The image at right is a 2016 artist's rendering by KTU+A of a potential configuration of a new Normal Street. It isn't the current design under consideration but merely a sketch.

 

Hillcrest could have a new urban park-like ‘promenade' by the year 2020, if Councilmember Chris Ward’s plan for the Normal Street Promenade meet with success. The Normal Street Promendade (2016 sketches shown above) will piggyback onto SANDAG's Eastern Hillcrest Bikeway Project (Phase 2) through this corridor in order to take advantage of the street redesign SANDAG will do for the bike lanes. BikeSD has offered qualified support for this new Normal Street pedestrian and biking promenade — but we want all BikeSD members to come to the community meetings where the fate of the Promenade and its SANDAG bikeways will be determined.

The Promenade project is on a relatively quick timeline, faster than most City projects of this nature. There will be two community input “workshops” held on Tuesdays, January 24 and February 19, 2019, at Joyce Beers Hall (3700 Vermont St). These workshops will be followed by a vote at the March 5 Uptown Planners board meeting. In addition, the Normal St. Promenade project is being accelerated by Chris Ward’s office by asking San Diego Dept. of Street Design engineers to be attend both the workshops. The hope is that this will reduce the ‘friction’ that SANDAG infrastructure projects usually encounter at San Diego’s DSD when the city’s engineers don’t understand changes to street design.

One concern for Uptown bike advocates is the additional delay to the Eastern Hillcrest Bikeway Phase 2 (EHB) created by allowing time for a new Promenade design. As BikeSD board member Jeff Kucharski (@JeffKucharski_) noted, SANDAG is already pushing back the expected completion date for EHB by 3-6 months to accommodate this new Normal Street Promenade design. Jeff also notes that nominal support from Hillcrest organizations like Hillcrest Business Association can turn into dismantling of bike lanes. “In 2015, HBA publicly advocated for 'Transform Hillcrest' while privately gutting the University Ave bike lanes. It's easy to see a similar scenario happening here when the Promenade hits headwinds,” he said.
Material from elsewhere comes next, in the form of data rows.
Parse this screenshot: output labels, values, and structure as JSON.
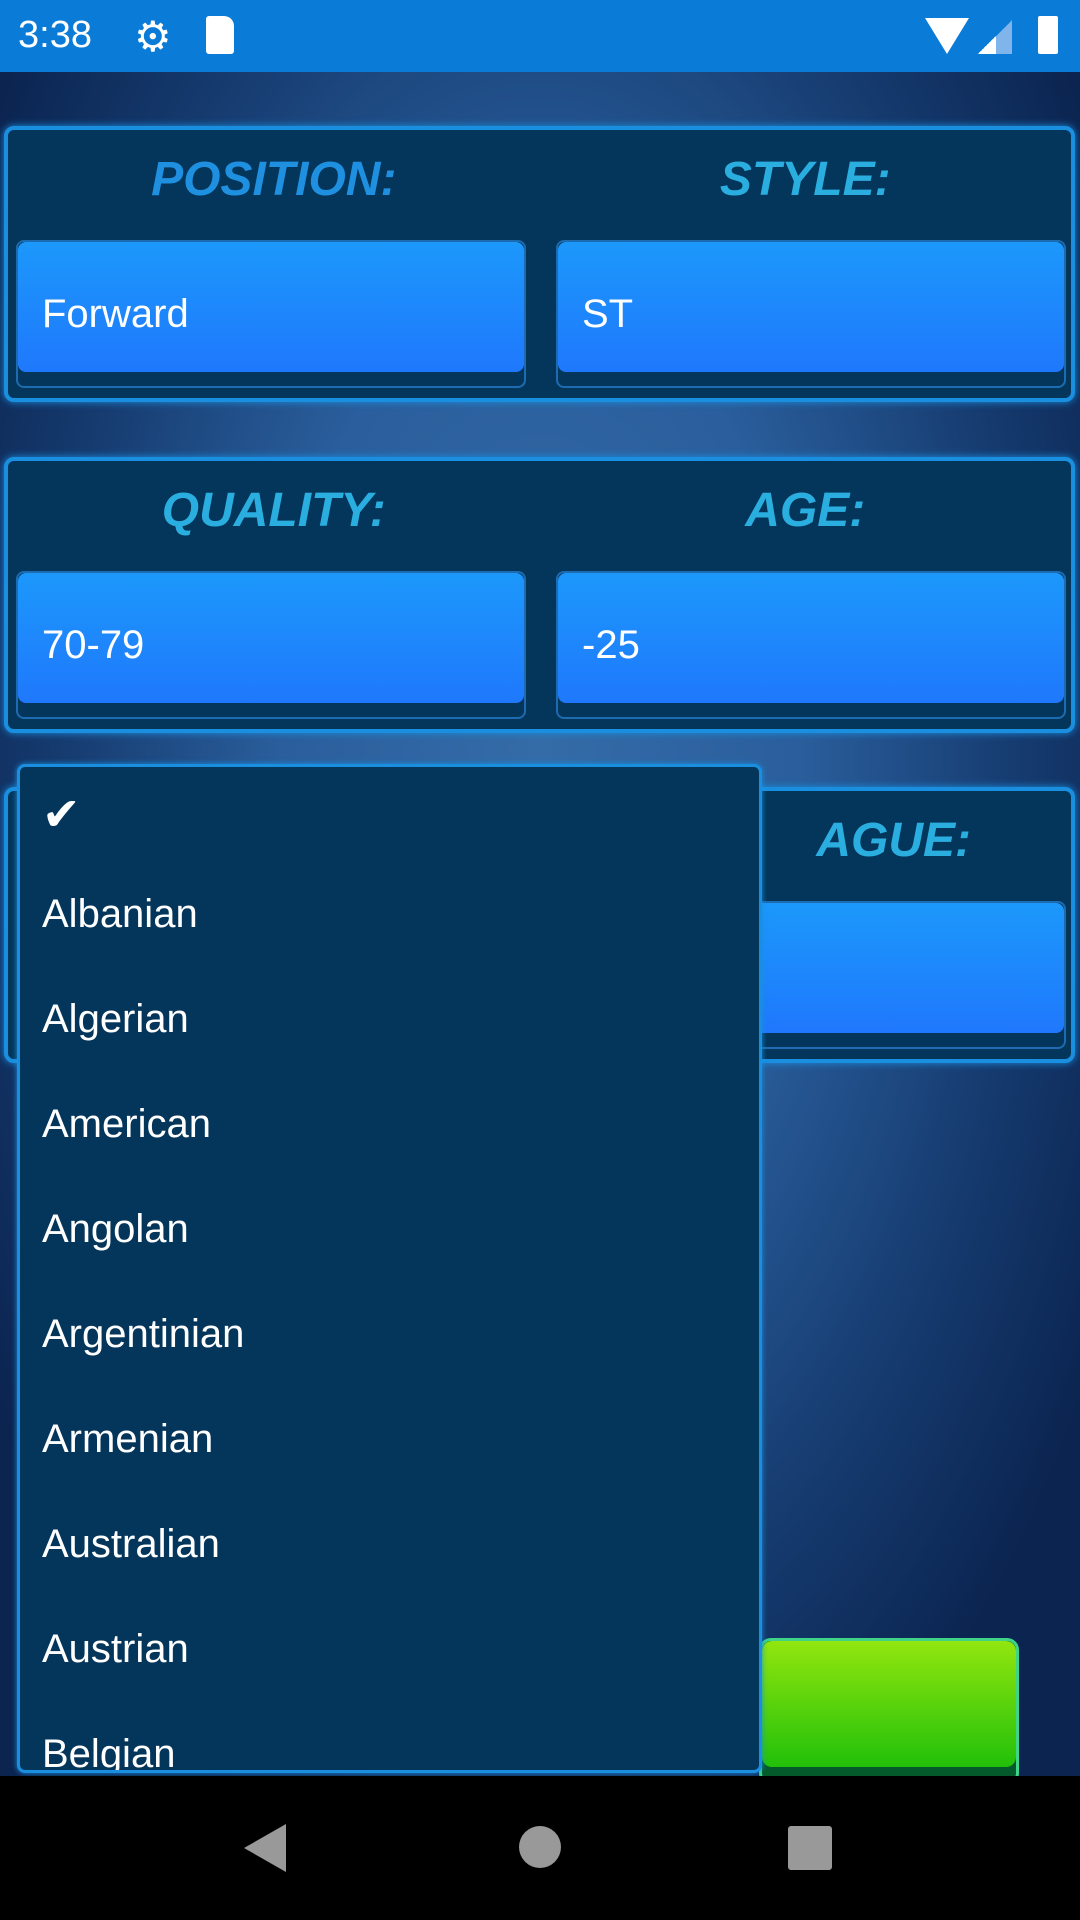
{
  "status_bar": {
    "time": "3:38",
    "icons": [
      "gear-icon",
      "sd-card-icon",
      "wifi-icon",
      "signal-icon",
      "battery-icon"
    ]
  },
  "filters": {
    "position": {
      "label": "POSITION:",
      "value": "Forward"
    },
    "style": {
      "label": "STYLE:",
      "value": "ST"
    },
    "quality": {
      "label": "QUALITY:",
      "value": "70-79"
    },
    "age": {
      "label": "AGE:",
      "value": "-25"
    },
    "league": {
      "label_visible": "AGUE:",
      "value": ""
    }
  },
  "dropdown": {
    "selected_mark": "✔",
    "items": [
      "Albanian",
      "Algerian",
      "American",
      "Angolan",
      "Argentinian",
      "Armenian",
      "Australian",
      "Austrian",
      "Belgian"
    ]
  },
  "colors": {
    "accent": "#1a8fdf",
    "button": "#1c98fb",
    "go_button": "#22c00a",
    "panel": "#04355a"
  },
  "nav_bar": {
    "icons": [
      "back-icon",
      "home-icon",
      "recents-icon"
    ]
  }
}
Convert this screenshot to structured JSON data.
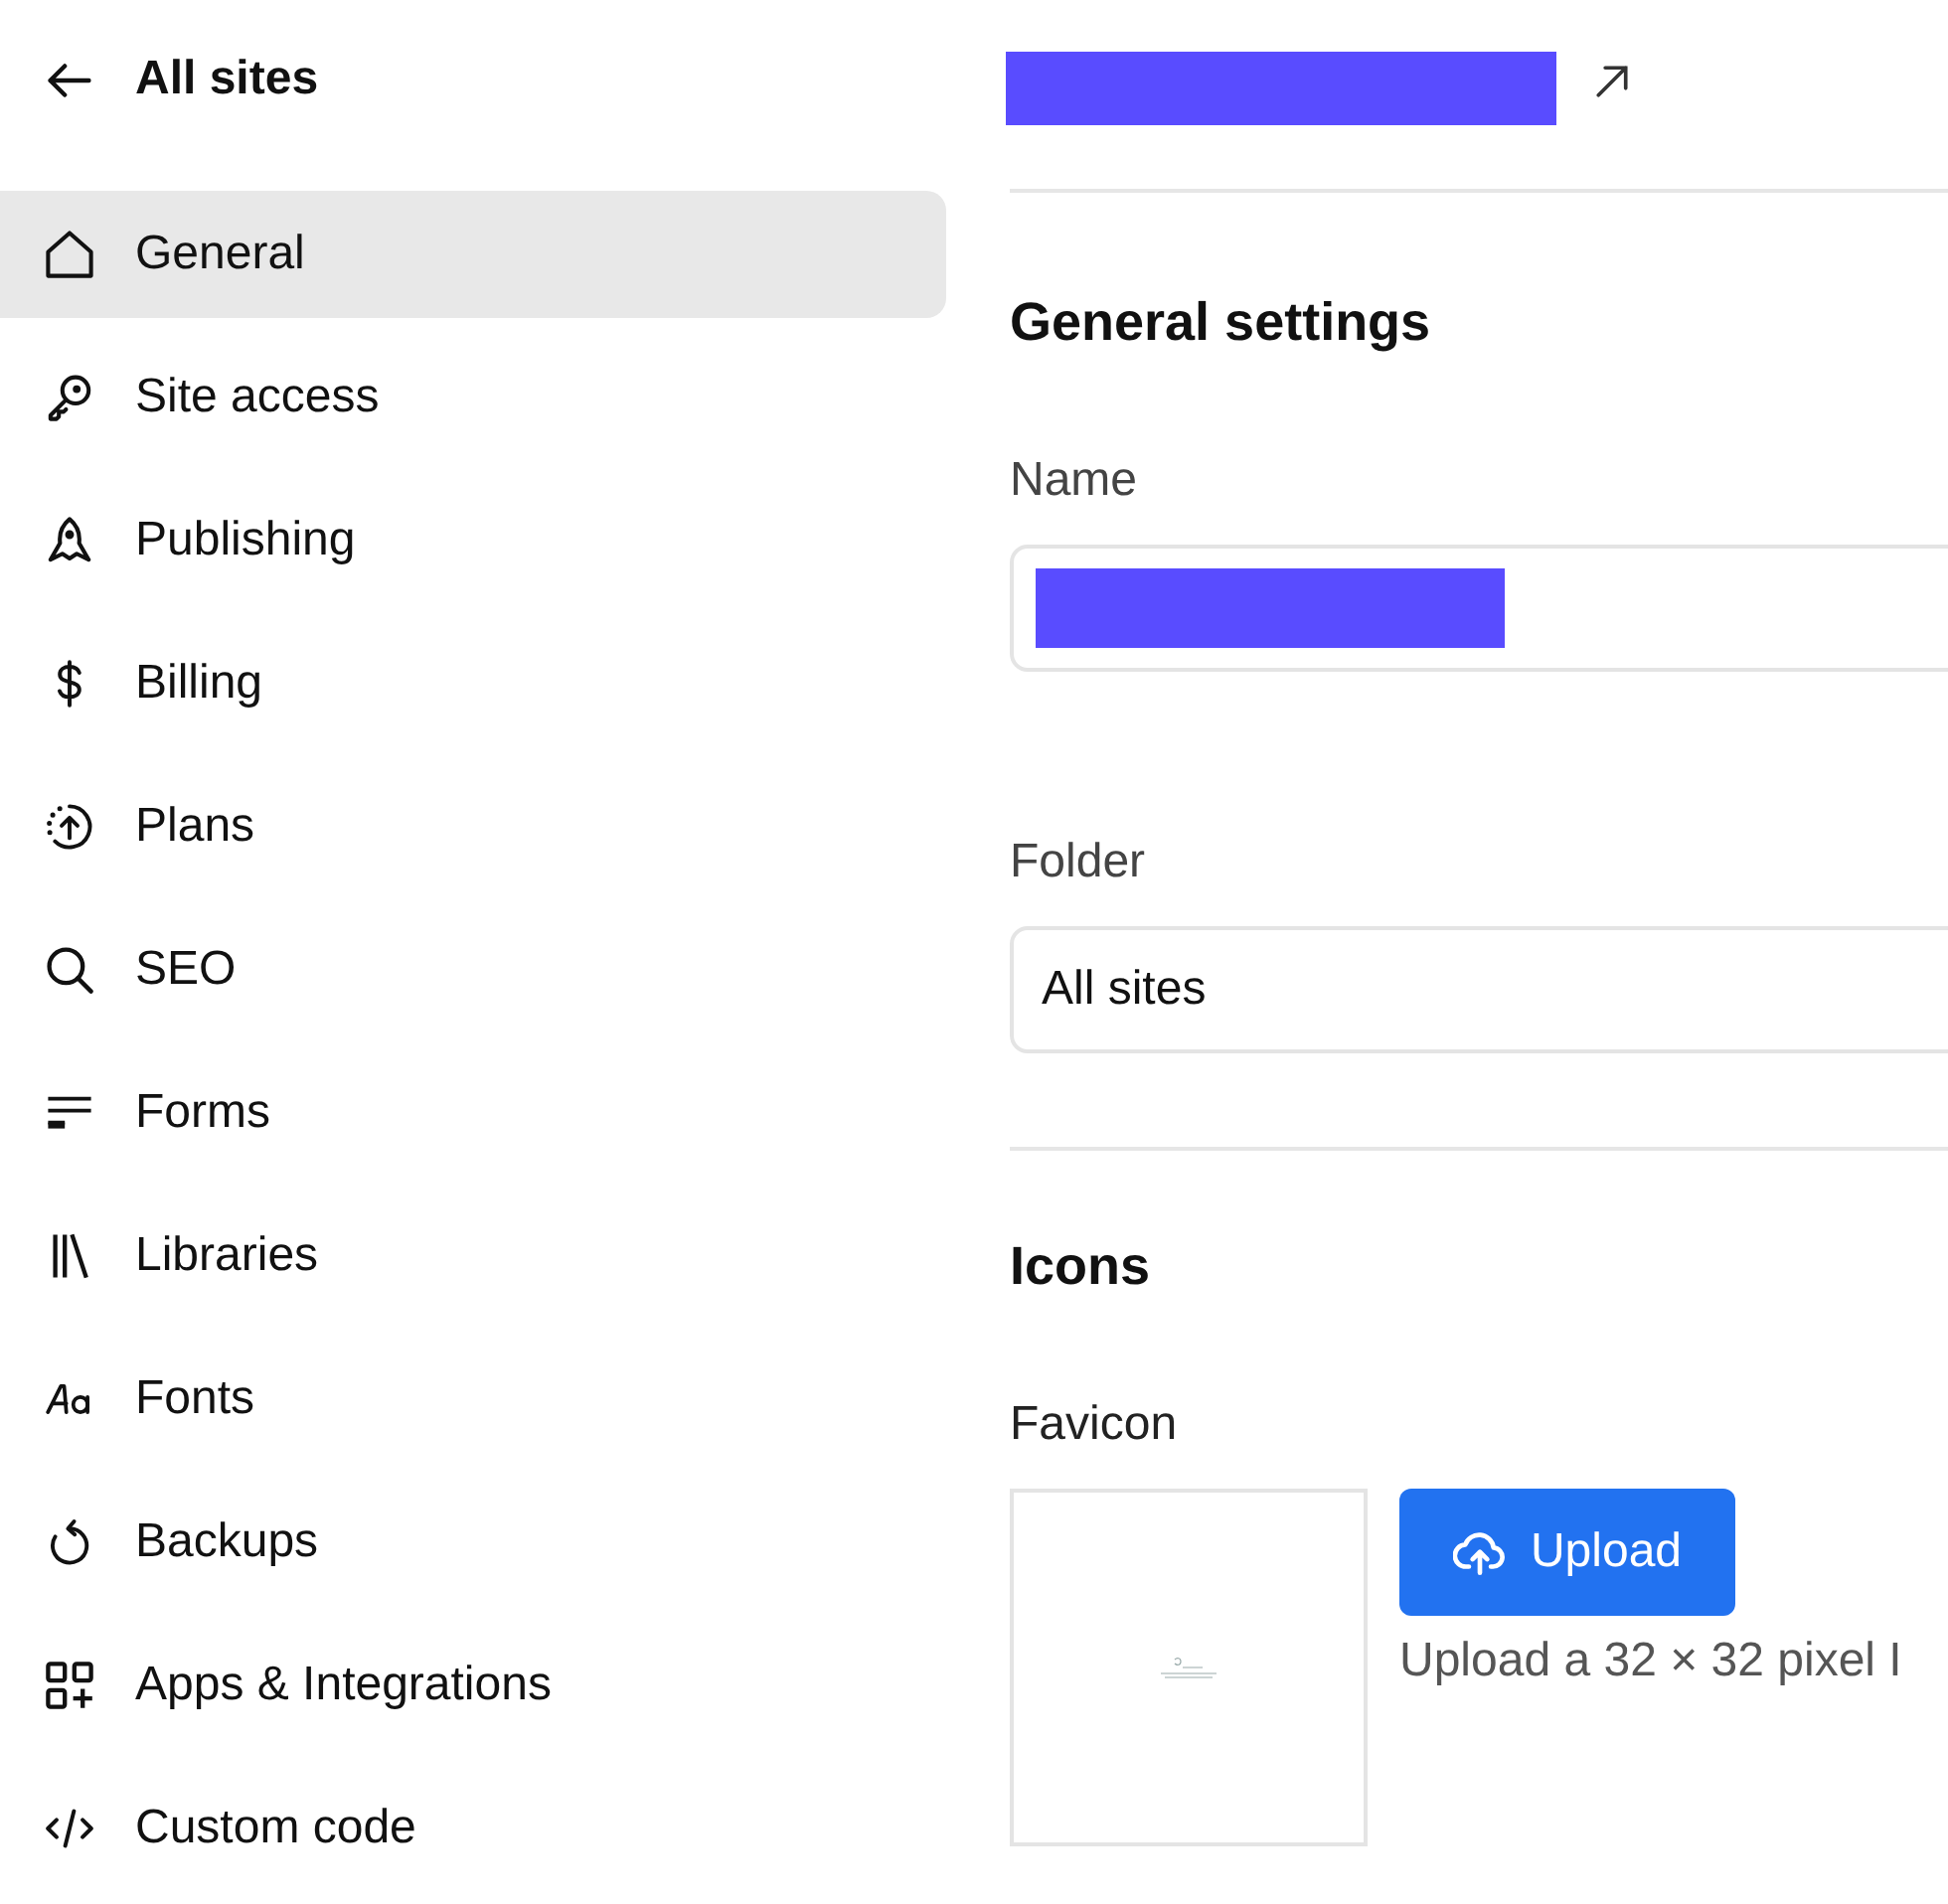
{
  "back_link": {
    "label": "All sites"
  },
  "sidebar": {
    "items": [
      {
        "label": "General",
        "kind": "home",
        "selected": true
      },
      {
        "label": "Site access",
        "kind": "key",
        "selected": false
      },
      {
        "label": "Publishing",
        "kind": "rocket",
        "selected": false
      },
      {
        "label": "Billing",
        "kind": "dollar",
        "selected": false
      },
      {
        "label": "Plans",
        "kind": "upgrade",
        "selected": false
      },
      {
        "label": "SEO",
        "kind": "search",
        "selected": false
      },
      {
        "label": "Forms",
        "kind": "forms",
        "selected": false
      },
      {
        "label": "Libraries",
        "kind": "libraries",
        "selected": false
      },
      {
        "label": "Fonts",
        "kind": "fonts",
        "selected": false
      },
      {
        "label": "Backups",
        "kind": "backup",
        "selected": false
      },
      {
        "label": "Apps & Integrations",
        "kind": "apps",
        "selected": false
      },
      {
        "label": "Custom code",
        "kind": "code",
        "selected": false
      }
    ]
  },
  "general_settings": {
    "title": "General settings",
    "fields": [
      {
        "label": "Name",
        "kind": "redacted"
      },
      {
        "label": "Folder",
        "kind": "text",
        "value": "All sites"
      }
    ]
  },
  "icons_section": {
    "title": "Icons",
    "favicon": {
      "label": "Favicon",
      "button": "Upload",
      "hint": "Upload a 32 × 32 pixel I"
    }
  }
}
It’s critical that BikeSD's biking, scooter, and mobility advocates attend the workshops and Uptown board meeting to make sure the proposed 2-way cycle track and other enhancements remain the centerpiece of the new design. And to press both SANDAG and CM Ward’s office to ensure that the Eastern Hillcrest Bikeways are not excessively delayed in the process of designing this Promenade. The January 24 and February 19 community workshops also offer an opportunity for BikeSD members to also speak up for mid-speed infrastructure within the Hillcrest community, so we’ll be sending out notices to BikeSD members with details about the workshop next month.


Add yourself to the BikeSD mailing list. To get updates on Uptown bikeway projects like the Normal Street Promenade above, check the box for "Uptown" on our sign-up form here: https://bikesd.org/add-mailing-list/